Start of SUPPLIED RECORDS

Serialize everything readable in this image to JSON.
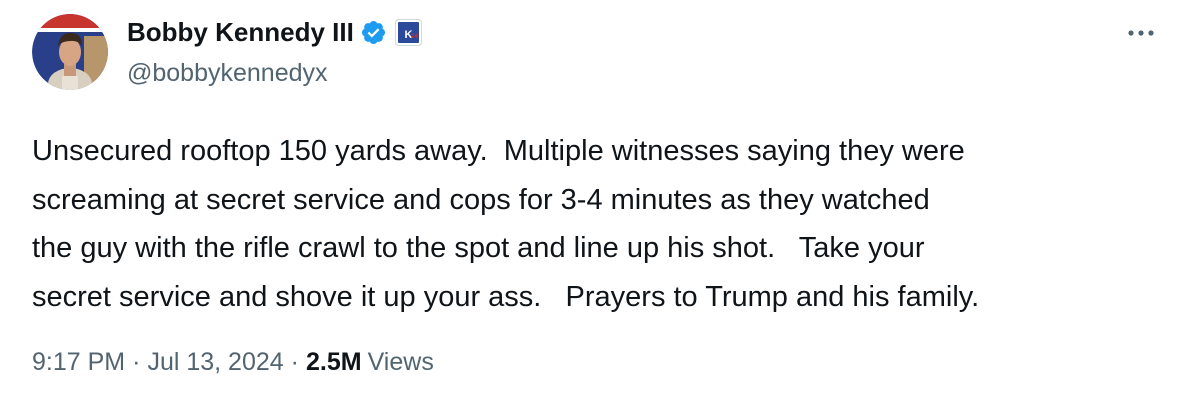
{
  "author": {
    "display_name": "Bobby Kennedy III",
    "handle": "@bobbykennedyx",
    "verified_icon": "verified-badge-icon",
    "verified_color": "#1d9bf0",
    "affiliate_badge_text": "K24",
    "affiliate_badge_color": "#2c4a9a",
    "affiliate_badge_accent": "#d62b2b"
  },
  "tweet": {
    "text": "Unsecured rooftop 150 yards away.  Multiple witnesses saying they were\nscreaming at secret service and cops for 3-4 minutes as they watched\nthe guy with the rifle crawl to the spot and line up his shot.   Take your\nsecret service and shove it up your ass.   Prayers to Trump and his family."
  },
  "meta": {
    "time": "9:17 PM",
    "separator": "·",
    "date": "Jul 13, 2024",
    "views_count": "2.5M",
    "views_label": "Views"
  },
  "more_icon": "more-horizontal-icon"
}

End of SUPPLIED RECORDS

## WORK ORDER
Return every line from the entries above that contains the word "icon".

## ANSWER SPACE
    "verified_icon": "verified-badge-icon",
  "more_icon": "more-horizontal-icon"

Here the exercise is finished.